__WHAT YOU HAVE TO DO__
Show every line in the entries below where the word "icon" appears.
*-*-*
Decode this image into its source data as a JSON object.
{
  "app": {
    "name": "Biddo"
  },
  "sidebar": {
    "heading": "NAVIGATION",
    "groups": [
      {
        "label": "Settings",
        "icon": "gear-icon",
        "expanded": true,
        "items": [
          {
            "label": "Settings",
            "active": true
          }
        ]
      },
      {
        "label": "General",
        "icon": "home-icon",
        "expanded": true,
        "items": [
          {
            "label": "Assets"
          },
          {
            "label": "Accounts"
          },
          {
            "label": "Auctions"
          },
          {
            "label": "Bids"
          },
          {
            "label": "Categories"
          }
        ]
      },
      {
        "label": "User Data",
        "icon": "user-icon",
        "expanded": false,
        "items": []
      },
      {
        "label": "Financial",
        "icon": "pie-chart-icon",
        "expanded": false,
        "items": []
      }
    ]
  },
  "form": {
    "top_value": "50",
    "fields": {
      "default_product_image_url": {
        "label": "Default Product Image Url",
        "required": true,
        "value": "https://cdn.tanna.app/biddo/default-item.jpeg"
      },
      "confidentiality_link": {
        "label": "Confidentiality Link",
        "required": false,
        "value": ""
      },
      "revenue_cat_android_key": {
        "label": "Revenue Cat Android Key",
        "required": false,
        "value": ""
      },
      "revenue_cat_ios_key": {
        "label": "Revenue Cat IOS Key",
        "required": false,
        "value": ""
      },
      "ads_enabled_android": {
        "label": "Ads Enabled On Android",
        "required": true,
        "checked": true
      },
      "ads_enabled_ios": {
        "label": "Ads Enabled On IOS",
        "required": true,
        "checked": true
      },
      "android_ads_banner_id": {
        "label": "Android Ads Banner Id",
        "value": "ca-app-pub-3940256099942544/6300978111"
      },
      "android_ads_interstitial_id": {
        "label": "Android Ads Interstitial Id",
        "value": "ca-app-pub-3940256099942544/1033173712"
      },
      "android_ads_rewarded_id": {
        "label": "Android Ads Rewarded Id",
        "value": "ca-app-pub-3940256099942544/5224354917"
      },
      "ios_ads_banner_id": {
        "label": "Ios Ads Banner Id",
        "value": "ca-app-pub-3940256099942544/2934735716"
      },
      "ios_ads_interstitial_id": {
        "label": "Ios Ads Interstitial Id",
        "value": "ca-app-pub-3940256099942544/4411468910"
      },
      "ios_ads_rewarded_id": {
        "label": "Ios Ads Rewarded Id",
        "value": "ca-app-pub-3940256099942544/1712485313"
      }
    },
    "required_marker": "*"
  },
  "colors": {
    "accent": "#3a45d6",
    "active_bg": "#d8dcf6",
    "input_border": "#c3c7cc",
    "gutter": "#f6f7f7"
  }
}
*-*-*
__REPLY TO THE TASK__
        "icon": "gear-icon",
        "icon": "home-icon",
        "icon": "user-icon",
        "icon": "pie-chart-icon",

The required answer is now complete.